DATA TO EXAMINE
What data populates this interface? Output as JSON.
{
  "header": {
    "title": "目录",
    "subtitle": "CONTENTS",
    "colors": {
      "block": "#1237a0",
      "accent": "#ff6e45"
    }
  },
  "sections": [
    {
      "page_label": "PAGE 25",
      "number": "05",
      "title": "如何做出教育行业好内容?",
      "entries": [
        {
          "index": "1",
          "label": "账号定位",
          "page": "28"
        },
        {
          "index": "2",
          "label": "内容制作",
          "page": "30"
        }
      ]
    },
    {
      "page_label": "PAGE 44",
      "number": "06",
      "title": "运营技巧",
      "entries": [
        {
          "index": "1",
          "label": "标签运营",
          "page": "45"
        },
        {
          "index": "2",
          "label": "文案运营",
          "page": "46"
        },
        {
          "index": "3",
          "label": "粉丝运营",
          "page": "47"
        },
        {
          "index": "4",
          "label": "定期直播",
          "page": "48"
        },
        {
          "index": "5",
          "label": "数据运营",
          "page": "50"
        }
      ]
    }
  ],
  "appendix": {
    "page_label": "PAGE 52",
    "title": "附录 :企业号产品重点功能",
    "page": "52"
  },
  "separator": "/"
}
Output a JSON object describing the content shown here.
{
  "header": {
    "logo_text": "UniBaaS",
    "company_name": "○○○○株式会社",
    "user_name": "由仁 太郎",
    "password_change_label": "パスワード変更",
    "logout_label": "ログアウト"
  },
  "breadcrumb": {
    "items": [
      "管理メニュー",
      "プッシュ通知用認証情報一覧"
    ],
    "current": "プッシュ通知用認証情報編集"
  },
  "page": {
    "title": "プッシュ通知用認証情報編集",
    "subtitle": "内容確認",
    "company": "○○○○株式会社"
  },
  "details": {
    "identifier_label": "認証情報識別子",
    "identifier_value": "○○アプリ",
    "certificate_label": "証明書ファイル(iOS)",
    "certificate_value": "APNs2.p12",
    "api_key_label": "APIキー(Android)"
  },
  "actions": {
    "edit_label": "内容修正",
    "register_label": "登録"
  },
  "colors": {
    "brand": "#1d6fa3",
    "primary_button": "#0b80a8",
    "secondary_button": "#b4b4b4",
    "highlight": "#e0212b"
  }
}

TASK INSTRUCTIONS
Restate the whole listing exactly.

RESULT
What data populates this interface? Output as JSON.
{
  "header": {
    "title": "目录",
    "subtitle": "CONTENTS",
    "colors": {
      "block": "#1237a0",
      "accent": "#ff6e45"
    }
  },
  "sections": [
    {
      "page_label": "PAGE 25",
      "number": "05",
      "title": "如何做出教育行业好内容?",
      "entries": [
        {
          "index": "1",
          "label": "账号定位",
          "page": "28"
        },
        {
          "index": "2",
          "label": "内容制作",
          "page": "30"
        }
      ]
    },
    {
      "page_label": "PAGE 44",
      "number": "06",
      "title": "运营技巧",
      "entries": [
        {
          "index": "1",
          "label": "标签运营",
          "page": "45"
        },
        {
          "index": "2",
          "label": "文案运营",
          "page": "46"
        },
        {
          "index": "3",
          "label": "粉丝运营",
          "page": "47"
        },
        {
          "index": "4",
          "label": "定期直播",
          "page": "48"
        },
        {
          "index": "5",
          "label": "数据运营",
          "page": "50"
        }
      ]
    }
  ],
  "appendix": {
    "page_label": "PAGE 52",
    "title": "附录 :企业号产品重点功能",
    "page": "52"
  },
  "separator": "/"
}
Output a JSON object describing the content shown here.
{
  "header": {
    "logo_text": "UniBaaS",
    "company_name": "○○○○株式会社",
    "user_name": "由仁 太郎",
    "password_change_label": "パスワード変更",
    "logout_label": "ログアウト"
  },
  "breadcrumb": {
    "items": [
      "管理メニュー",
      "プッシュ通知用認証情報一覧"
    ],
    "current": "プッシュ通知用認証情報編集"
  },
  "page": {
    "title": "プッシュ通知用認証情報編集",
    "subtitle": "内容確認",
    "company": "○○○○株式会社"
  },
  "details": {
    "identifier_label": "認証情報識別子",
    "identifier_value": "○○アプリ",
    "certificate_label": "証明書ファイル(iOS)",
    "certificate_value": "APNs2.p12",
    "api_key_label": "APIキー(Android)"
  },
  "actions": {
    "edit_label": "内容修正",
    "register_label": "登録"
  },
  "colors": {
    "brand": "#1d6fa3",
    "primary_button": "#0b80a8",
    "secondary_button": "#b4b4b4",
    "highlight": "#e0212b"
  }
}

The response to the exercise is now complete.